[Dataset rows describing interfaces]
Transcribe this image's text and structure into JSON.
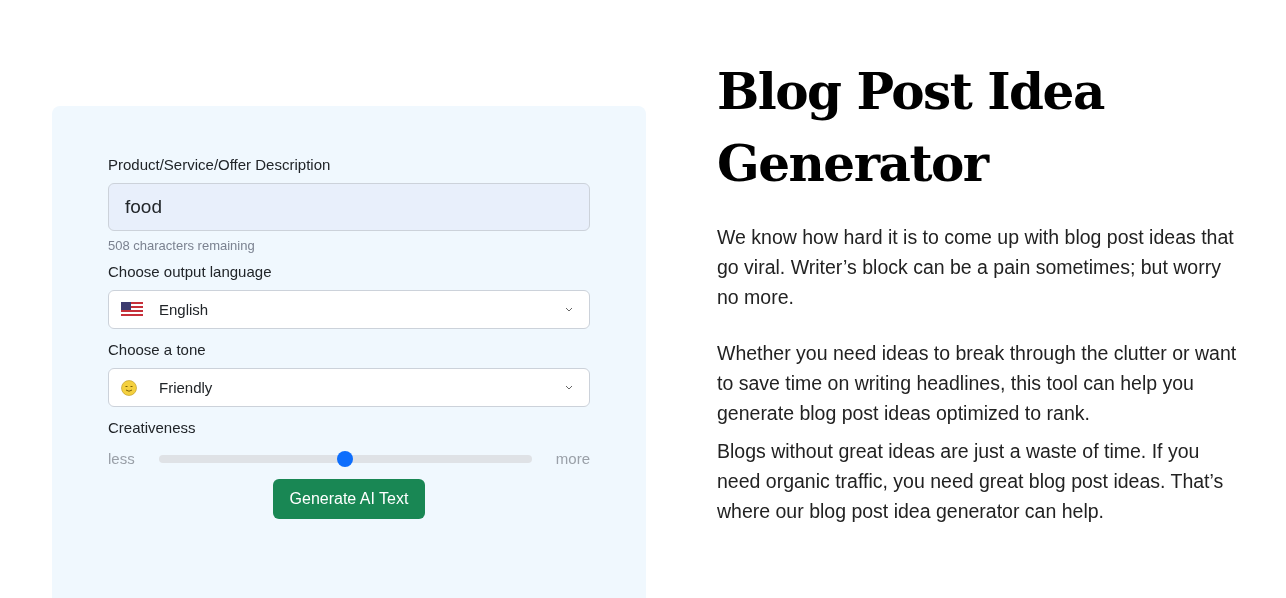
{
  "form": {
    "description": {
      "label": "Product/Service/Offer Description",
      "value": "food",
      "counter": "508 characters remaining"
    },
    "language": {
      "label": "Choose output language",
      "value": "English"
    },
    "tone": {
      "label": "Choose a tone",
      "value": "Friendly"
    },
    "creativeness": {
      "label": "Creativeness",
      "min_label": "less",
      "max_label": "more",
      "level": 0.5
    },
    "submit": "Generate AI Text"
  },
  "article": {
    "title": "Blog Post Idea Generator",
    "paragraphs": [
      "We know how hard it is to come up with blog post ideas that go viral. Writer’s block can be a pain sometimes; but worry no more.",
      "Whether you need ideas to break through the clutter or want to save time on writing headlines, this tool can help you generate blog post ideas optimized to rank.",
      "Blogs without great ideas are just a waste of time. If you need organic traffic, you need great blog post ideas. That’s where our blog post idea generator can help."
    ]
  }
}
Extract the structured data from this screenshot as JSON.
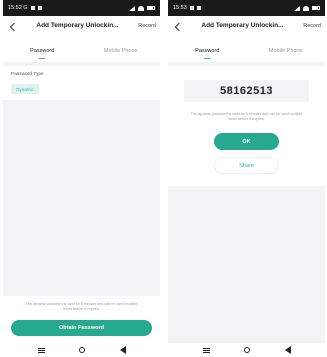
{
  "left": {
    "status": {
      "time": "15:52 G"
    },
    "header": {
      "title": "Add Temporary Unlockin...",
      "record": "Record"
    },
    "tabs": [
      {
        "label": "Password"
      },
      {
        "label": "Mobile Phone"
      }
    ],
    "password_type_label": "Password Type",
    "password_type_value": "Dynamic",
    "bottom_note": "The dynamic password is valid for 5 minutes and can be used multiple times before it expires.",
    "obtain_button": "Obtain Password"
  },
  "right": {
    "status": {
      "time": "15:53"
    },
    "header": {
      "title": "Add Temporary Unlockin...",
      "record": "Record"
    },
    "tabs": [
      {
        "label": "Password"
      },
      {
        "label": "Mobile Phone"
      }
    ],
    "password": "58162513",
    "note": "The dynamic password is valid for 5 minutes and can be used multiple times before it expires.",
    "ok_button": "OK",
    "share_button": "Share"
  },
  "icons": {
    "back": "back-chevron-icon",
    "nav_menu": "menu-icon",
    "nav_home": "home-icon",
    "nav_back": "nav-back-icon"
  },
  "colors": {
    "accent": "#26a98e",
    "chip_bg": "#def3ee",
    "gray_bg": "#f2f3f5",
    "status_bar": "#1a1a1a"
  }
}
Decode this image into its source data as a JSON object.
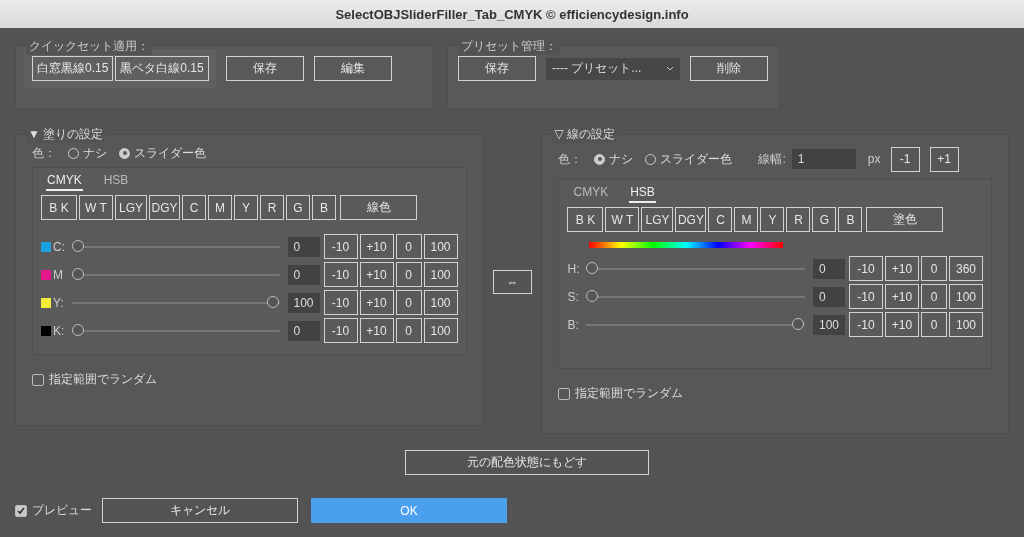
{
  "window": {
    "title": "SelectOBJSliderFiller_Tab_CMYK © efficiencydesign.info"
  },
  "quick_set": {
    "label": "クイックセット適用：",
    "presets": [
      "白窓黒線0.15",
      "黒ベタ白線0.15"
    ],
    "buttons": [
      "保存",
      "編集"
    ]
  },
  "preset_manage": {
    "label": "プリセット管理：",
    "save": "保存",
    "dropdown": "---- プリセット...",
    "delete": "削除"
  },
  "panels": [
    {
      "header": "▼ 塗りの設定",
      "color_label": "色：",
      "radios": [
        {
          "label": "ナシ",
          "selected": false
        },
        {
          "label": "スライダー色",
          "selected": true
        }
      ],
      "tabs": [
        {
          "label": "CMYK",
          "selected": true
        },
        {
          "label": "HSB",
          "selected": false
        }
      ],
      "swatches": [
        "B K",
        "W T",
        "LGY",
        "DGY",
        "C",
        "M",
        "Y",
        "R",
        "G",
        "B"
      ],
      "copy_button": "線色",
      "sliders": [
        {
          "label": "C:",
          "color": "#1ba1e2",
          "level": 0,
          "value": "0",
          "buttons": [
            "-10",
            "+10",
            "0",
            "100"
          ]
        },
        {
          "label": "M",
          "color": "#e3168c",
          "level": 0,
          "value": "0",
          "buttons": [
            "-10",
            "+10",
            "0",
            "100"
          ]
        },
        {
          "label": "Y:",
          "color": "#f5ec3a",
          "level": 1,
          "value": "100",
          "buttons": [
            "-10",
            "+10",
            "0",
            "100"
          ]
        },
        {
          "label": "K:",
          "color": "#000000",
          "level": 0,
          "value": "0",
          "buttons": [
            "-10",
            "+10",
            "0",
            "100"
          ]
        }
      ],
      "random": {
        "label": "指定範囲でランダム",
        "checked": false
      }
    },
    {
      "header": "▽ 線の設定",
      "color_label": "色：",
      "radios": [
        {
          "label": "ナシ",
          "selected": true
        },
        {
          "label": "スライダー色",
          "selected": false
        }
      ],
      "width": {
        "label": "線幅:",
        "value": "1",
        "unit": "px",
        "buttons": [
          "-1",
          "+1"
        ]
      },
      "tabs": [
        {
          "label": "CMYK",
          "selected": false
        },
        {
          "label": "HSB",
          "selected": true
        }
      ],
      "swatches": [
        "B K",
        "W T",
        "LGY",
        "DGY",
        "C",
        "M",
        "Y",
        "R",
        "G",
        "B"
      ],
      "copy_button": "塗色",
      "sliders": [
        {
          "label": "H:",
          "level": 0,
          "value": "0",
          "buttons": [
            "-10",
            "+10",
            "0",
            "360"
          ]
        },
        {
          "label": "S:",
          "level": 0,
          "value": "0",
          "buttons": [
            "-10",
            "+10",
            "0",
            "100"
          ]
        },
        {
          "label": "B:",
          "level": 1,
          "value": "100",
          "buttons": [
            "-10",
            "+10",
            "0",
            "100"
          ]
        }
      ],
      "random": {
        "label": "指定範囲でランダム",
        "checked": false
      }
    }
  ],
  "swap_button": "⇔",
  "reset_button": "元の配色状態にもどす",
  "preview": {
    "label": "プレビュー",
    "checked": true
  },
  "cancel_button": "キャンセル",
  "ok_button": "OK"
}
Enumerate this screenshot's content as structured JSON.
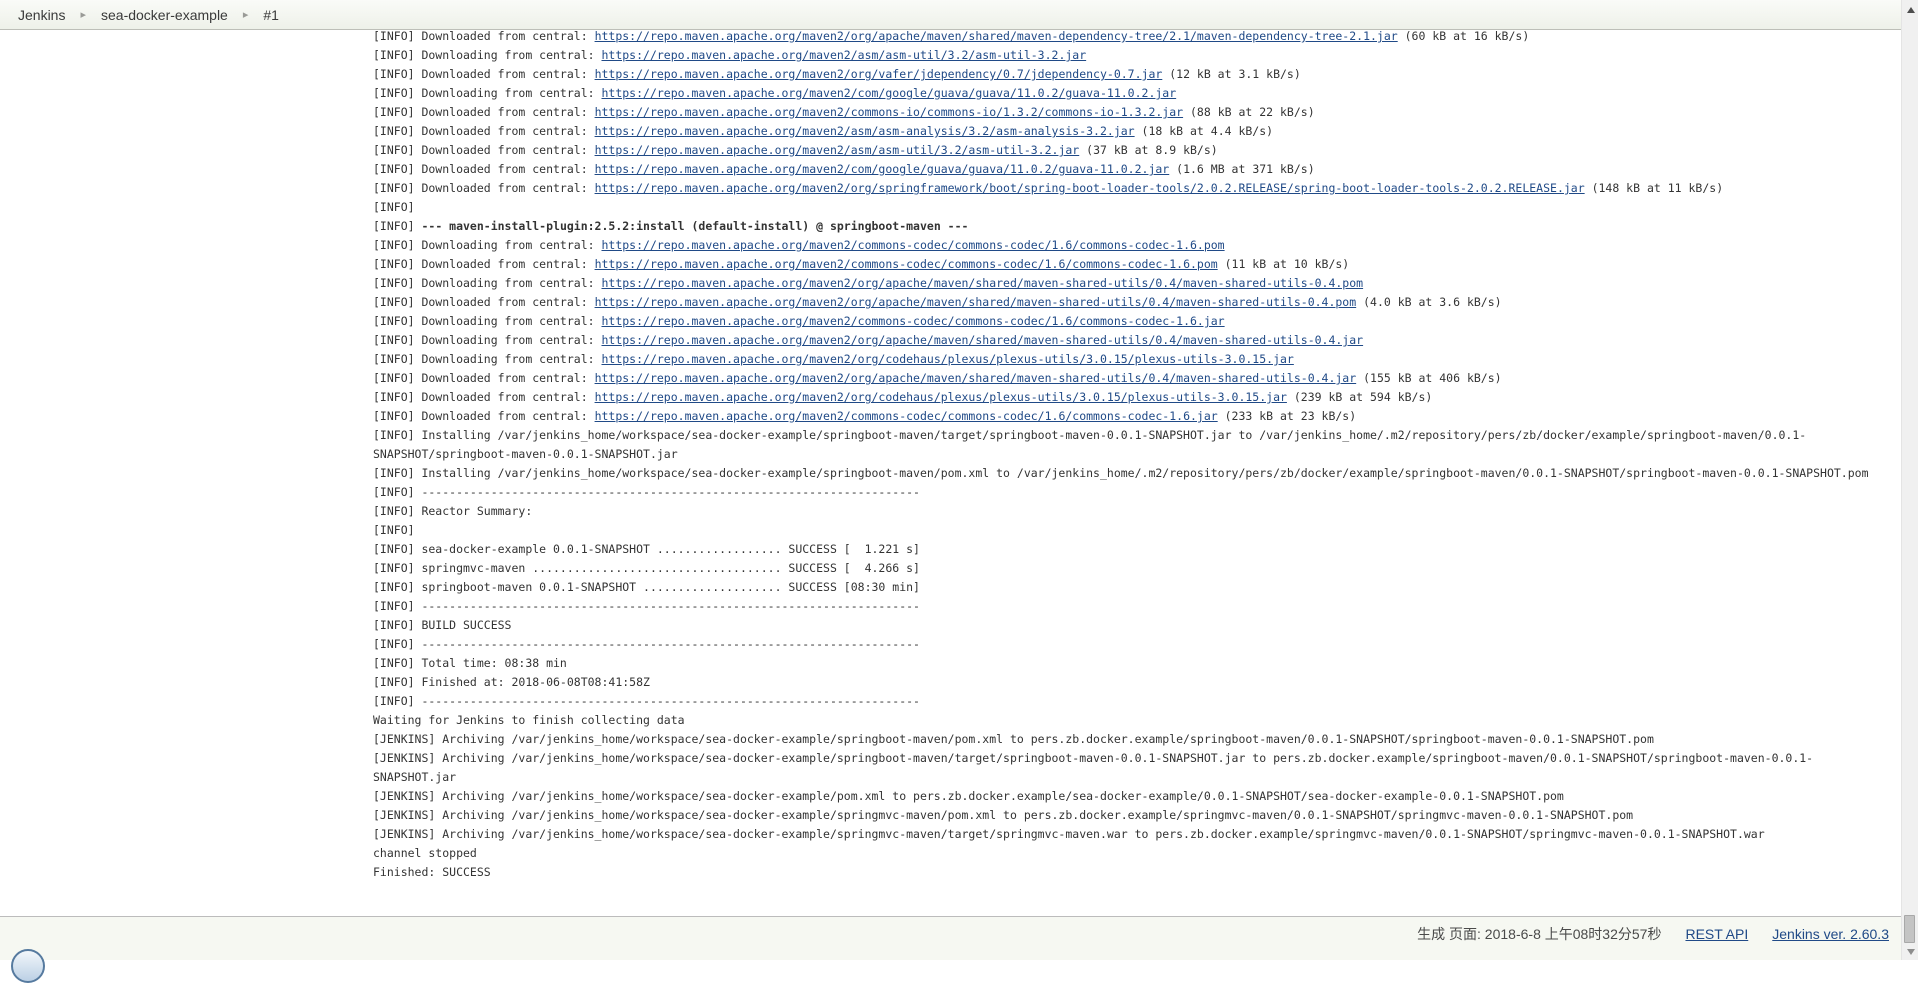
{
  "breadcrumb": {
    "items": [
      "Jenkins",
      "sea-docker-example",
      "#1"
    ]
  },
  "colors": {
    "link": "#204a87",
    "console_text": "#333333",
    "breadcrumb_bg": "#f2f5ec",
    "footer_bg": "#f6f8f2"
  },
  "console": {
    "lines": [
      {
        "pre": "[INFO] Downloaded from central: ",
        "url": "https://repo.maven.apache.org/maven2/org/apache/maven/shared/maven-dependency-tree/2.1/maven-dependency-tree-2.1.jar",
        "suffix": " (60 kB at 16 kB/s)"
      },
      {
        "pre": "[INFO] Downloading from central: ",
        "url": "https://repo.maven.apache.org/maven2/asm/asm-util/3.2/asm-util-3.2.jar"
      },
      {
        "pre": "[INFO] Downloaded from central: ",
        "url": "https://repo.maven.apache.org/maven2/org/vafer/jdependency/0.7/jdependency-0.7.jar",
        "suffix": " (12 kB at 3.1 kB/s)"
      },
      {
        "pre": "[INFO] Downloading from central: ",
        "url": "https://repo.maven.apache.org/maven2/com/google/guava/guava/11.0.2/guava-11.0.2.jar"
      },
      {
        "pre": "[INFO] Downloaded from central: ",
        "url": "https://repo.maven.apache.org/maven2/commons-io/commons-io/1.3.2/commons-io-1.3.2.jar",
        "suffix": " (88 kB at 22 kB/s)"
      },
      {
        "pre": "[INFO] Downloaded from central: ",
        "url": "https://repo.maven.apache.org/maven2/asm/asm-analysis/3.2/asm-analysis-3.2.jar",
        "suffix": " (18 kB at 4.4 kB/s)"
      },
      {
        "pre": "[INFO] Downloaded from central: ",
        "url": "https://repo.maven.apache.org/maven2/asm/asm-util/3.2/asm-util-3.2.jar",
        "suffix": " (37 kB at 8.9 kB/s)"
      },
      {
        "pre": "[INFO] Downloaded from central: ",
        "url": "https://repo.maven.apache.org/maven2/com/google/guava/guava/11.0.2/guava-11.0.2.jar",
        "suffix": " (1.6 MB at 371 kB/s)"
      },
      {
        "pre": "[INFO] Downloaded from central: ",
        "url": "https://repo.maven.apache.org/maven2/org/springframework/boot/spring-boot-loader-tools/2.0.2.RELEASE/spring-boot-loader-tools-2.0.2.RELEASE.jar",
        "suffix": " (148 kB at 11 kB/s)"
      },
      {
        "text": "[INFO]"
      },
      {
        "pre": "[INFO] ",
        "bold": "--- maven-install-plugin:2.5.2:install (default-install) @ springboot-maven ---"
      },
      {
        "pre": "[INFO] Downloading from central: ",
        "url": "https://repo.maven.apache.org/maven2/commons-codec/commons-codec/1.6/commons-codec-1.6.pom"
      },
      {
        "pre": "[INFO] Downloaded from central: ",
        "url": "https://repo.maven.apache.org/maven2/commons-codec/commons-codec/1.6/commons-codec-1.6.pom",
        "suffix": " (11 kB at 10 kB/s)"
      },
      {
        "pre": "[INFO] Downloading from central: ",
        "url": "https://repo.maven.apache.org/maven2/org/apache/maven/shared/maven-shared-utils/0.4/maven-shared-utils-0.4.pom"
      },
      {
        "pre": "[INFO] Downloaded from central: ",
        "url": "https://repo.maven.apache.org/maven2/org/apache/maven/shared/maven-shared-utils/0.4/maven-shared-utils-0.4.pom",
        "suffix": " (4.0 kB at 3.6 kB/s)"
      },
      {
        "pre": "[INFO] Downloading from central: ",
        "url": "https://repo.maven.apache.org/maven2/commons-codec/commons-codec/1.6/commons-codec-1.6.jar"
      },
      {
        "pre": "[INFO] Downloading from central: ",
        "url": "https://repo.maven.apache.org/maven2/org/apache/maven/shared/maven-shared-utils/0.4/maven-shared-utils-0.4.jar"
      },
      {
        "pre": "[INFO] Downloading from central: ",
        "url": "https://repo.maven.apache.org/maven2/org/codehaus/plexus/plexus-utils/3.0.15/plexus-utils-3.0.15.jar"
      },
      {
        "pre": "[INFO] Downloaded from central: ",
        "url": "https://repo.maven.apache.org/maven2/org/apache/maven/shared/maven-shared-utils/0.4/maven-shared-utils-0.4.jar",
        "suffix": " (155 kB at 406 kB/s)"
      },
      {
        "pre": "[INFO] Downloaded from central: ",
        "url": "https://repo.maven.apache.org/maven2/org/codehaus/plexus/plexus-utils/3.0.15/plexus-utils-3.0.15.jar",
        "suffix": " (239 kB at 594 kB/s)"
      },
      {
        "pre": "[INFO] Downloaded from central: ",
        "url": "https://repo.maven.apache.org/maven2/commons-codec/commons-codec/1.6/commons-codec-1.6.jar",
        "suffix": " (233 kB at 23 kB/s)"
      },
      {
        "text": "[INFO] Installing /var/jenkins_home/workspace/sea-docker-example/springboot-maven/target/springboot-maven-0.0.1-SNAPSHOT.jar to /var/jenkins_home/.m2/repository/pers/zb/docker/example/springboot-maven/0.0.1-SNAPSHOT/springboot-maven-0.0.1-SNAPSHOT.jar"
      },
      {
        "text": "[INFO] Installing /var/jenkins_home/workspace/sea-docker-example/springboot-maven/pom.xml to /var/jenkins_home/.m2/repository/pers/zb/docker/example/springboot-maven/0.0.1-SNAPSHOT/springboot-maven-0.0.1-SNAPSHOT.pom"
      },
      {
        "text": "[INFO] ------------------------------------------------------------------------"
      },
      {
        "text": "[INFO] Reactor Summary:"
      },
      {
        "text": "[INFO]"
      },
      {
        "text": "[INFO] sea-docker-example 0.0.1-SNAPSHOT .................. SUCCESS [  1.221 s]"
      },
      {
        "text": "[INFO] springmvc-maven .................................... SUCCESS [  4.266 s]"
      },
      {
        "text": "[INFO] springboot-maven 0.0.1-SNAPSHOT .................... SUCCESS [08:30 min]"
      },
      {
        "text": "[INFO] ------------------------------------------------------------------------"
      },
      {
        "text": "[INFO] BUILD SUCCESS"
      },
      {
        "text": "[INFO] ------------------------------------------------------------------------"
      },
      {
        "text": "[INFO] Total time: 08:38 min"
      },
      {
        "text": "[INFO] Finished at: 2018-06-08T08:41:58Z"
      },
      {
        "text": "[INFO] ------------------------------------------------------------------------"
      },
      {
        "text": "Waiting for Jenkins to finish collecting data"
      },
      {
        "text": "[JENKINS] Archiving /var/jenkins_home/workspace/sea-docker-example/springboot-maven/pom.xml to pers.zb.docker.example/springboot-maven/0.0.1-SNAPSHOT/springboot-maven-0.0.1-SNAPSHOT.pom"
      },
      {
        "text": "[JENKINS] Archiving /var/jenkins_home/workspace/sea-docker-example/springboot-maven/target/springboot-maven-0.0.1-SNAPSHOT.jar to pers.zb.docker.example/springboot-maven/0.0.1-SNAPSHOT/springboot-maven-0.0.1-SNAPSHOT.jar"
      },
      {
        "text": "[JENKINS] Archiving /var/jenkins_home/workspace/sea-docker-example/pom.xml to pers.zb.docker.example/sea-docker-example/0.0.1-SNAPSHOT/sea-docker-example-0.0.1-SNAPSHOT.pom"
      },
      {
        "text": "[JENKINS] Archiving /var/jenkins_home/workspace/sea-docker-example/springmvc-maven/pom.xml to pers.zb.docker.example/springmvc-maven/0.0.1-SNAPSHOT/springmvc-maven-0.0.1-SNAPSHOT.pom"
      },
      {
        "text": "[JENKINS] Archiving /var/jenkins_home/workspace/sea-docker-example/springmvc-maven/target/springmvc-maven.war to pers.zb.docker.example/springmvc-maven/0.0.1-SNAPSHOT/springmvc-maven-0.0.1-SNAPSHOT.war"
      },
      {
        "text": "channel stopped"
      },
      {
        "text": "Finished: SUCCESS"
      }
    ]
  },
  "footer": {
    "generated": "生成 页面: 2018-6-8 上午08时32分57秒",
    "rest_api_label": "REST API",
    "version_label": "Jenkins ver. 2.60.3"
  }
}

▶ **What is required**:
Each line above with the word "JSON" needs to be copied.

▶ **Answer box**:
Transcribe this image's text and structure into JSON.
Extract the structured data from this screenshot as JSON.
Decode this image into its source data as a JSON object.
Enumerate this screenshot's content as structured JSON.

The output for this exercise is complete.